Incorporating in California v. Nevada
Incorporating in California v. Nevada
Choosing to establish a business as a formal legal entity is a big decision. Business owners have several different types of business entities to choose from, along with deciding which state they should form their entity in.
When entrepreneurs in California make the decision to form a corporation, they often ask whether it is advantageous to set up in a different state. Nevada is most often mentioned because it is geographically close and has no corporate or personal income tax. Despite this, often there is no real advantage to a California business incorporating in Nevada.
CALIFORNIA V. NEVADA INCOPORATION
There are a number of “benefits” provided to California businesses as to why they should incorporate in Nevada. However, when comparing the states, there is not much advantage to incorporating in Nevada when a company is doing business in California:
- Filing and Maintenance Fees – Although Nevada says it has “nominal” fees, both the initial filing fees and annual fees to maintain corporate status are generally higher in Nevada than in California.
- Corporate Tax – A Nevada corporation does not pay state income tax.

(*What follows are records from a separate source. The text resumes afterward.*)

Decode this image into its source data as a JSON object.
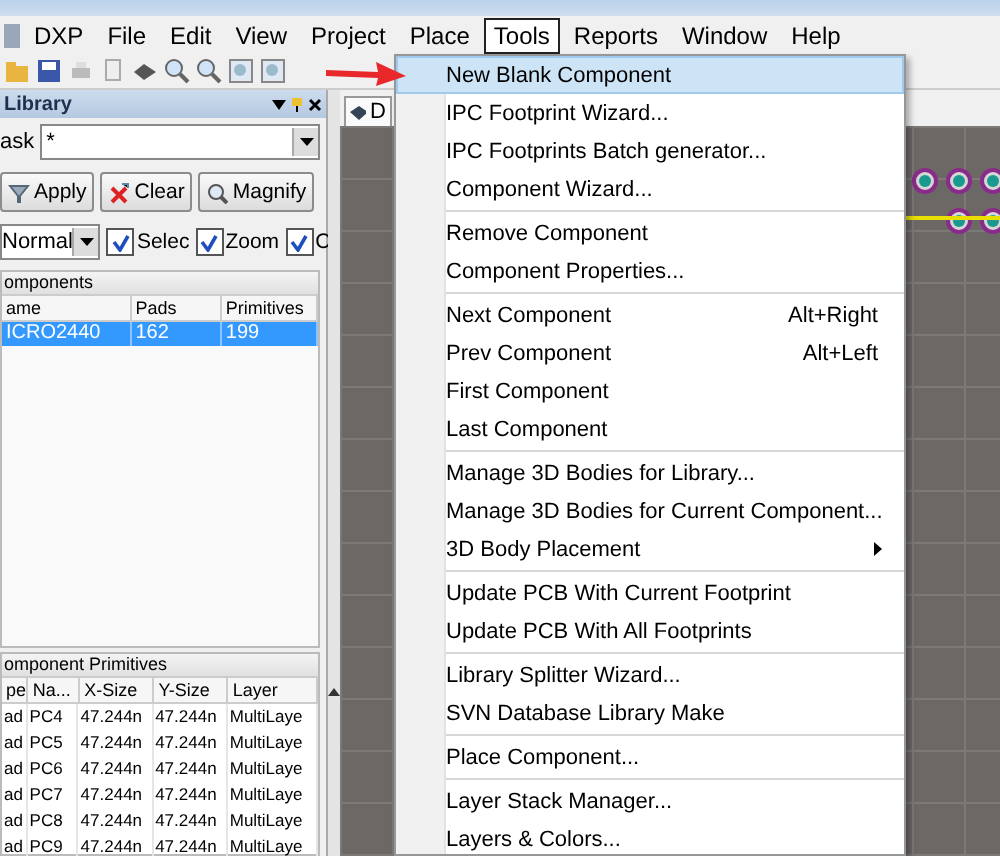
{
  "menu_bar": [
    {
      "label": "DXP",
      "selected": false
    },
    {
      "label": "File",
      "selected": false
    },
    {
      "label": "Edit",
      "selected": false
    },
    {
      "label": "View",
      "selected": false
    },
    {
      "label": "Project",
      "selected": false
    },
    {
      "label": "Place",
      "selected": false
    },
    {
      "label": "Tools",
      "selected": true
    },
    {
      "label": "Reports",
      "selected": false
    },
    {
      "label": "Window",
      "selected": false
    },
    {
      "label": "Help",
      "selected": false
    }
  ],
  "library_panel": {
    "title": "Library",
    "mask_label": "ask",
    "mask_value": "*",
    "buttons": [
      "Apply",
      "Clear",
      "Magnify"
    ],
    "mode": "Normal",
    "options": [
      {
        "label": "Selec",
        "checked": true
      },
      {
        "label": "Zoom",
        "checked": true
      },
      {
        "label": "C",
        "checked": true
      }
    ],
    "components": {
      "title": "omponents",
      "columns": [
        "ame",
        "Pads",
        "Primitives"
      ],
      "rows": [
        {
          "cells": [
            "ICRO2440",
            "162",
            "199"
          ],
          "selected": true
        }
      ]
    },
    "primitives": {
      "title": "omponent Primitives",
      "columns": [
        "pe",
        "Na...",
        "X-Size",
        "Y-Size",
        "Layer"
      ],
      "rows": [
        [
          "ad",
          "PC4",
          "47.244n",
          "47.244n",
          "MultiLaye"
        ],
        [
          "ad",
          "PC5",
          "47.244n",
          "47.244n",
          "MultiLaye"
        ],
        [
          "ad",
          "PC6",
          "47.244n",
          "47.244n",
          "MultiLaye"
        ],
        [
          "ad",
          "PC7",
          "47.244n",
          "47.244n",
          "MultiLaye"
        ],
        [
          "ad",
          "PC8",
          "47.244n",
          "47.244n",
          "MultiLaye"
        ],
        [
          "ad",
          "PC9",
          "47.244n",
          "47.244n",
          "MultiLaye"
        ]
      ]
    }
  },
  "document_tab": {
    "label": "D"
  },
  "tools_menu": [
    {
      "kind": "item",
      "label": "New Blank Component",
      "selected": true
    },
    {
      "kind": "item",
      "label": "IPC Footprint Wizard...",
      "selected": false
    },
    {
      "kind": "item",
      "label": "IPC Footprints Batch generator...",
      "selected": false
    },
    {
      "kind": "item",
      "label": "Component Wizard...",
      "selected": false
    },
    {
      "kind": "separator"
    },
    {
      "kind": "item",
      "label": "Remove Component",
      "selected": false
    },
    {
      "kind": "item",
      "label": "Component Properties...",
      "selected": false
    },
    {
      "kind": "separator"
    },
    {
      "kind": "item",
      "label": "Next Component",
      "shortcut": "Alt+Right",
      "selected": false
    },
    {
      "kind": "item",
      "label": "Prev Component",
      "shortcut": "Alt+Left",
      "selected": false
    },
    {
      "kind": "item",
      "label": "First Component",
      "selected": false
    },
    {
      "kind": "item",
      "label": "Last Component",
      "selected": false
    },
    {
      "kind": "separator"
    },
    {
      "kind": "item",
      "label": "Manage 3D Bodies for Library...",
      "selected": false
    },
    {
      "kind": "item",
      "label": "Manage 3D Bodies for Current Component...",
      "selected": false
    },
    {
      "kind": "submenu",
      "label": "3D Body Placement",
      "selected": false
    },
    {
      "kind": "separator"
    },
    {
      "kind": "item",
      "label": "Update PCB With Current Footprint",
      "selected": false
    },
    {
      "kind": "item",
      "label": "Update PCB With All Footprints",
      "selected": false
    },
    {
      "kind": "separator"
    },
    {
      "kind": "item",
      "label": "Library Splitter Wizard...",
      "selected": false
    },
    {
      "kind": "item",
      "label": "SVN Database Library Make",
      "selected": false
    },
    {
      "kind": "separator"
    },
    {
      "kind": "item",
      "label": "Place Component...",
      "selected": false
    },
    {
      "kind": "separator"
    },
    {
      "kind": "item",
      "label": "Layer Stack Manager...",
      "selected": false
    },
    {
      "kind": "item",
      "label": "Layers & Colors...",
      "selected": false
    }
  ]
}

However, a business that operates in California will likely have to qualify to do business in California, and pay at least the minimum franchise tax in California. This is true even though the business may be a Nevada corporation because the critical issue is where the entity is conducting its business.
- Franchise Tax – California generally imposes a franchise tax, regardless of whether the entity is a California or foreign corporation. It is based on a proportion of property, payroll and sales in California compared to companywide totals. If a corporation is able to own property, employ personnel and conduct business in Nevada (or any other state), it may be able to reduce tax liability.
- Corporate Shares Tax – Neither California nor Nevada levies such a tax.
- Personal Income Tax – Although Nevada has no personal income tax, a California resident pays California tax on all of his/her income, even if that income comes from outside California.
- IRS Information Sharing Agreement – While most state tax agencies share tax information with the IRS, Nevada does not. However, once a Nevada corporation qualifies to conduct business in California, it is subject to California’s agreement to share with the IRS.
- Reporting and Disclosure Requirements – Both California and Nevada require corporations to annually file articles of incorporation and forms identifying the officers and directors.
- Qualifications of Shareholders and Directors – Shareholders, directors and officers do not need to live or hold meetings in either California or Nevada.
- Liability of Shareholders – In both California and Nevada, corporate owners can be individually liable for wrongdoing under an “alter ego” theory.
- Ability to Limit Liability – California allows articles of incorporation to limit liability of corporate directors, except for certain intentional conduct defined by statute. Nevada state law simply provides that shareholders are not liable, unless they engage in intentional conduct.
- Removal of Directors – In California, directors may be removed without cause by a vote of the majority of the outstanding shares. Nevada requires the vote of two-thirds of the outstanding voting power.
Given the above overview, any benefits of Nevada over California incorporation are generally negated by the application of California law, or simply nonexistent.
LEARN MORE FROM A CORPORATE ATTORNEY
If you conduct business in California, and are thinking about incorporating your business in Nevada, it is important to consider whether there are good reasons to do so. The attorneys at Brown & Charbonneau, LLP can provide help to companies in choosing the right state for incorporation, as well as assisting with the incorporation process. Call us at 866-237-8129